Tell me something I don’t know

While I am excited about this news, I can’t say I’m surprised: I drew this conclusion in Entrepreneur in 2019:

There is a word for someone who is always discovering and creating and building, and that word is entrepreneur… An entrepreneur works at 150 percent capacity -- and if theyʼre on your team and afforded the freedom to thrive, theyʼll give you 100 percent and keep 50 for themselves. If you are an employer, seek out and embrace those people, because they are your future.

Why? To pull one more line from my two-years-ago self:

Flexibility is a retention strategy. A companyʼs best people -— its entrepreneurial minds! -— are going to feel itchy. Theyʼll always want to do more, to create things for themselves, and to leave no good idea unexplored. If a company wonʼt give them that room to thrive, theyʼll leave. If the company supports them, then theyʼll stick around for longer, solve problems more creatively, and provide value for everyone.

Boy I’m smart! But I am not (just) here to gloat.
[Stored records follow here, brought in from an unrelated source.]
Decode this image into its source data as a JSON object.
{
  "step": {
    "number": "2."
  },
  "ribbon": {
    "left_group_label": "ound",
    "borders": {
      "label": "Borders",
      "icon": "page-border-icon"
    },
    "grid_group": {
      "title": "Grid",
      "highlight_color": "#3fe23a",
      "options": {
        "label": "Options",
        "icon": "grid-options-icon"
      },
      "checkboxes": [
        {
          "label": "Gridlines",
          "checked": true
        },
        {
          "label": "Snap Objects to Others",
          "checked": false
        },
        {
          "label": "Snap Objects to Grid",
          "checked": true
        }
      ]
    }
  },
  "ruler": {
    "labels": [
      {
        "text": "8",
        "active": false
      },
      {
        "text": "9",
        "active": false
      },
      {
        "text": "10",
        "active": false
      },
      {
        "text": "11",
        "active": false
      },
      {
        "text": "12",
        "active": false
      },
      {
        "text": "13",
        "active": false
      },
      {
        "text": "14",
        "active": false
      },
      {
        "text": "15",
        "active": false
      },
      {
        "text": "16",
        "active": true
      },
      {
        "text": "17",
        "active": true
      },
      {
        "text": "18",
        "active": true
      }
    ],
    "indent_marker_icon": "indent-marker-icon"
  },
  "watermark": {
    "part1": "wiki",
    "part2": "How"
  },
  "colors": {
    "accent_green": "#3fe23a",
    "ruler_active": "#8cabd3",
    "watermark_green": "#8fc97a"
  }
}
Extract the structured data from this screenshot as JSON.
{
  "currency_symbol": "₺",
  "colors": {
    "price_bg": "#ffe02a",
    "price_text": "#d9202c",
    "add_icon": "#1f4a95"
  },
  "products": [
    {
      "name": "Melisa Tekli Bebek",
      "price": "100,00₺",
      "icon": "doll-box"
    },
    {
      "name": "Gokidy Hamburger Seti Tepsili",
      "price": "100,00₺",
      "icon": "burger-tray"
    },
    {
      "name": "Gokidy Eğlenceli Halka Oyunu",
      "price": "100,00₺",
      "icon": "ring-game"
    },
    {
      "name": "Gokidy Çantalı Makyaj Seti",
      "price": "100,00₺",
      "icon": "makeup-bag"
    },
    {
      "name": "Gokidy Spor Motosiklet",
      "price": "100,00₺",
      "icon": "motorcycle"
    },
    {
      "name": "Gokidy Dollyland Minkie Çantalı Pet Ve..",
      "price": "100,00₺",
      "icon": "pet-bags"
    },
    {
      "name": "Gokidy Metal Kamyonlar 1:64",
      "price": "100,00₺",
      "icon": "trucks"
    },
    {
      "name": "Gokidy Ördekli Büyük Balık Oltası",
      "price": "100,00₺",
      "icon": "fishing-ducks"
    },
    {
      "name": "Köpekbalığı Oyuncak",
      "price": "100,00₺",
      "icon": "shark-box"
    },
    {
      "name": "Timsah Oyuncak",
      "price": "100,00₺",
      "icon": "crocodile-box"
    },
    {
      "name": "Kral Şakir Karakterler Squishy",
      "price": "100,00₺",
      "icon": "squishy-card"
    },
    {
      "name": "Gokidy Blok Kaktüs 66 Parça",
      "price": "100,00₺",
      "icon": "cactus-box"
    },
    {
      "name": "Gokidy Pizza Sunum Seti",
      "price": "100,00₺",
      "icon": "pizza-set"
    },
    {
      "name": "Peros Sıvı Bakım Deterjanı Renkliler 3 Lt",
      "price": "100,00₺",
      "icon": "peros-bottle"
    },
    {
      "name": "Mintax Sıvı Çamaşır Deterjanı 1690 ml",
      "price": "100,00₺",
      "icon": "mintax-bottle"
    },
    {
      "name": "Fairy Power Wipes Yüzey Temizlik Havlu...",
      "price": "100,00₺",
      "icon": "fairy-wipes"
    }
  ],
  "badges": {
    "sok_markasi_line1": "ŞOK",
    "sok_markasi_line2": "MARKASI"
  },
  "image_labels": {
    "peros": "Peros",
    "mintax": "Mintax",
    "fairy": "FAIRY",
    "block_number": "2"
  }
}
What else does this mean?

When an idea sounds crazy — like the idea of a person with two jobs being MORE productive — and then that crazy idea is proven out, it should tell you something: That wasn't an outlier.

If one turns-out-it-wasn't-crazy idea is for real, then there must be endless ideas out there just waiting to be proven un-crazy. I’ll give you one more example: Charlie Warzel has written about the four-day workweek experiment that happened in Japan. That one sounds crazy, right? Until you see that productivity grew by 40 percent. "Oh, and 92 percent of employees said they were happier," he wrote.

Happier AND more productive employees? What an idea!!!

This ResumeBuilder survey should prompt us not to say, "oh good, I'm glad we changed," but rather, "what ELSE can we fix around here?" That should always be the lesson of change: It is not about what's proven. It's about what's left to prove.


This podcast will change your brain!

People worry that technology changes our brains. It’s the reason why tech critics talk about dopamine, a chemical that they say turns us into social media addicts. But when I called actual brain scientists and asked them to fact-check the critics, I heard a very different story: Our brains are way more flexible than we think, they say. And dopamine? It’s complicated.

7 In 10 Remote Workers Have Multiple Jobs